# Description of the task:
Pull every line with "background" from the data.

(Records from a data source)
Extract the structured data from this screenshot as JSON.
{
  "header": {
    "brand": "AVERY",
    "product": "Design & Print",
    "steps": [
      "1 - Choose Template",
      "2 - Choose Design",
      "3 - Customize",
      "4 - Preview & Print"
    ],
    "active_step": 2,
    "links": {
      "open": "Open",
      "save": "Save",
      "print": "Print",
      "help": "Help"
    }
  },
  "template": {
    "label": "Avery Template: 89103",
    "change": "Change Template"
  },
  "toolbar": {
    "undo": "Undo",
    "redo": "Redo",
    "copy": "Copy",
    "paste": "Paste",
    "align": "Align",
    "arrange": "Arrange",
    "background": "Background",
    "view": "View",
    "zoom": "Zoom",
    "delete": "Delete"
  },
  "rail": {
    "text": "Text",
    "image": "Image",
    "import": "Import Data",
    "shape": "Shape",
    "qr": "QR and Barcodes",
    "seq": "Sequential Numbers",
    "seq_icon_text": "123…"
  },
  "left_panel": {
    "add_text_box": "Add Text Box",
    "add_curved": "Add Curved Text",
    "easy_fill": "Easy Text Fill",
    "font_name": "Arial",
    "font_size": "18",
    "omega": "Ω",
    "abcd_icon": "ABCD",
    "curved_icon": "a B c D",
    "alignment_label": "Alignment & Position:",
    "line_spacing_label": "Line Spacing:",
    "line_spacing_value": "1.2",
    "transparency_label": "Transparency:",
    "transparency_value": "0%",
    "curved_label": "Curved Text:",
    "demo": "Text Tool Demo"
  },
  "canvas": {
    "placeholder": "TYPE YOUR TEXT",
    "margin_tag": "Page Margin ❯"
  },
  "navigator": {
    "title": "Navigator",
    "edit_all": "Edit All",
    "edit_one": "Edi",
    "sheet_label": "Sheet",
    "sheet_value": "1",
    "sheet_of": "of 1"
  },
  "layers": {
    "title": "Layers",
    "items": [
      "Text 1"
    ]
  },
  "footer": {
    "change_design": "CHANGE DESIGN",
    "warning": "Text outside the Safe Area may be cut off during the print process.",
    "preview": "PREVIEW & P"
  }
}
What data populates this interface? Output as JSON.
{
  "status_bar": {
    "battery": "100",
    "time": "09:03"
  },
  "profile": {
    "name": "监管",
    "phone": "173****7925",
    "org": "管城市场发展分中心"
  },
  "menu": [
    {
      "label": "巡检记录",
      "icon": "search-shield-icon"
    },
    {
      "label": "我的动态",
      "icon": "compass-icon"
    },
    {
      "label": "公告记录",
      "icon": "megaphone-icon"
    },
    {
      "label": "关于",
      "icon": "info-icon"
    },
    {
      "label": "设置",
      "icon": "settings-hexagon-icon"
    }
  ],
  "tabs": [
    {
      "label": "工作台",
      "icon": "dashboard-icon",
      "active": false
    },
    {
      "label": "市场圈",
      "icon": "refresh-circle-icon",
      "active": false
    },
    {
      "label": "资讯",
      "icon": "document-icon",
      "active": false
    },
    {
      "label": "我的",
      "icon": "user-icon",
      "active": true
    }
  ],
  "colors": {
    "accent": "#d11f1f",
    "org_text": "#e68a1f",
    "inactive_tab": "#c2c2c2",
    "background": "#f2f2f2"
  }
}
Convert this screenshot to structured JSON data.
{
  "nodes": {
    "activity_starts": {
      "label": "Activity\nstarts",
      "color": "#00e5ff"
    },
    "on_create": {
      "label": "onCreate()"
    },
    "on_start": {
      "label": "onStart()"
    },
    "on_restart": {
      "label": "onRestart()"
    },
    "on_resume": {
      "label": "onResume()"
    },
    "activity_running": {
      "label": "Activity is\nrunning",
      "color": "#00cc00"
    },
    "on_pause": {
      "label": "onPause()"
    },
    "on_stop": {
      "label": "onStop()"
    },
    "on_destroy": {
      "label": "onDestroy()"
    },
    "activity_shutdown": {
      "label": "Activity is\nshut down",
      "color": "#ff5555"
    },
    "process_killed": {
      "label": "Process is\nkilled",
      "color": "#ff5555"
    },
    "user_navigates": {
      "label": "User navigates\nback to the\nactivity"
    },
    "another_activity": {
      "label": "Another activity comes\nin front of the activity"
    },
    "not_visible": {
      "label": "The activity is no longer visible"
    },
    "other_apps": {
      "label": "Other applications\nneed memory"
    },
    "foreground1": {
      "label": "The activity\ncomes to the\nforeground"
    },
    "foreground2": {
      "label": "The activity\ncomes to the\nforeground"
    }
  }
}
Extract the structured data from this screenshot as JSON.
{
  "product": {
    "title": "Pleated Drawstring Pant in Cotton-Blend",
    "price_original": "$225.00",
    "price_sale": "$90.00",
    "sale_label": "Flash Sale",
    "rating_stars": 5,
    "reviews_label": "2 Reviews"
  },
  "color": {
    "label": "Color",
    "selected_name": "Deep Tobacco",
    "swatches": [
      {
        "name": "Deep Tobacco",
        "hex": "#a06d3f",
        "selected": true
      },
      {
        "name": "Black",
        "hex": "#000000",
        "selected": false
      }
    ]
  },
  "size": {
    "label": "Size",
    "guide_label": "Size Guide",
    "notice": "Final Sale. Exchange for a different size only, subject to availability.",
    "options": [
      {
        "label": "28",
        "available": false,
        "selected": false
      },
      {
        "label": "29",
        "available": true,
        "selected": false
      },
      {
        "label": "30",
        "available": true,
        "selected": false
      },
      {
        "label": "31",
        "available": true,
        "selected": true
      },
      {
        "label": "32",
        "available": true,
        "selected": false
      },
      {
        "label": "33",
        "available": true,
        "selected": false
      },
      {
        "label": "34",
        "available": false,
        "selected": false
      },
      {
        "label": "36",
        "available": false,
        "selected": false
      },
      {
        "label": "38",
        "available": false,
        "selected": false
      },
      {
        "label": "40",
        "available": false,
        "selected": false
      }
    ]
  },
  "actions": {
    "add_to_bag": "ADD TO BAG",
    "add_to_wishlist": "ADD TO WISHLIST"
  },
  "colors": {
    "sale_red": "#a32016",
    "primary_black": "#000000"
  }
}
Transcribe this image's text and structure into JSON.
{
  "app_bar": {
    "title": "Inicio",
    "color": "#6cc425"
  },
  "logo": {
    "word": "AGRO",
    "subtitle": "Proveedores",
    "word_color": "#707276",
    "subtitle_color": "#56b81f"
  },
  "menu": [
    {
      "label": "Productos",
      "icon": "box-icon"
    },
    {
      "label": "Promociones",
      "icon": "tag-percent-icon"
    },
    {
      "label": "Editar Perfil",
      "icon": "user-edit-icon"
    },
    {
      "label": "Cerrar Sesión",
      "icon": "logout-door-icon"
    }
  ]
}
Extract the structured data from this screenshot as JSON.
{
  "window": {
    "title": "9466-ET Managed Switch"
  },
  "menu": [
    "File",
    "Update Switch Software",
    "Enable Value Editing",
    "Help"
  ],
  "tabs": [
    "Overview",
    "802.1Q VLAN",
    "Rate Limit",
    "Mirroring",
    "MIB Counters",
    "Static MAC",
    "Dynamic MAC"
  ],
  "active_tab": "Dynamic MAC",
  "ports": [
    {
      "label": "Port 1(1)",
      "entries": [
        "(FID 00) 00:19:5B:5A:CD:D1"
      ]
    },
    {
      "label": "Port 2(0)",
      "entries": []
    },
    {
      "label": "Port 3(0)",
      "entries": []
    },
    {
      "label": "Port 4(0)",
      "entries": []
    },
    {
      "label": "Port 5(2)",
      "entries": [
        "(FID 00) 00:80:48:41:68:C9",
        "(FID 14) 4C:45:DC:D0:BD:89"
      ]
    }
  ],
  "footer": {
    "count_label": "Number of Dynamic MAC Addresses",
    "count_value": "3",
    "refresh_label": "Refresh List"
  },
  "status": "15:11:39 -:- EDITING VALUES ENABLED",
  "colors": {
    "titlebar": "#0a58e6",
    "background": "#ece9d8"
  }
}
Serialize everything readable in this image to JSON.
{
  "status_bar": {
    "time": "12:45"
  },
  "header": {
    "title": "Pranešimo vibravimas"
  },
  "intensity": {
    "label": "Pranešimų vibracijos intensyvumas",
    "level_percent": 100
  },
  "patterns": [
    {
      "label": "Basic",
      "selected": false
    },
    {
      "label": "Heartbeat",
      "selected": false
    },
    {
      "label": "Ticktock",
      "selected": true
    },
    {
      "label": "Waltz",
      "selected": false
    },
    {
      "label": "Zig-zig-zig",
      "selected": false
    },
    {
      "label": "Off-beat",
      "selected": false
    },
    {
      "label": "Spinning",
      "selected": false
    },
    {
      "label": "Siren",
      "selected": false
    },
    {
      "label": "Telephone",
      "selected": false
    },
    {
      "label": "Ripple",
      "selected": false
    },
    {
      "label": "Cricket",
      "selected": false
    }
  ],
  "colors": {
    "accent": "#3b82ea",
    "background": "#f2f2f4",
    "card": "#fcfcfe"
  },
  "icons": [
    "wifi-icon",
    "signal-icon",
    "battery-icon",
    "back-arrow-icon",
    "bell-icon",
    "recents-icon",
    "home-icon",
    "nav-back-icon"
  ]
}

# Answer area:
    "background": "Background",
    "background": "#f2f2f2"
    "background": "#ece9d8"
    "background": "#f2f2f4",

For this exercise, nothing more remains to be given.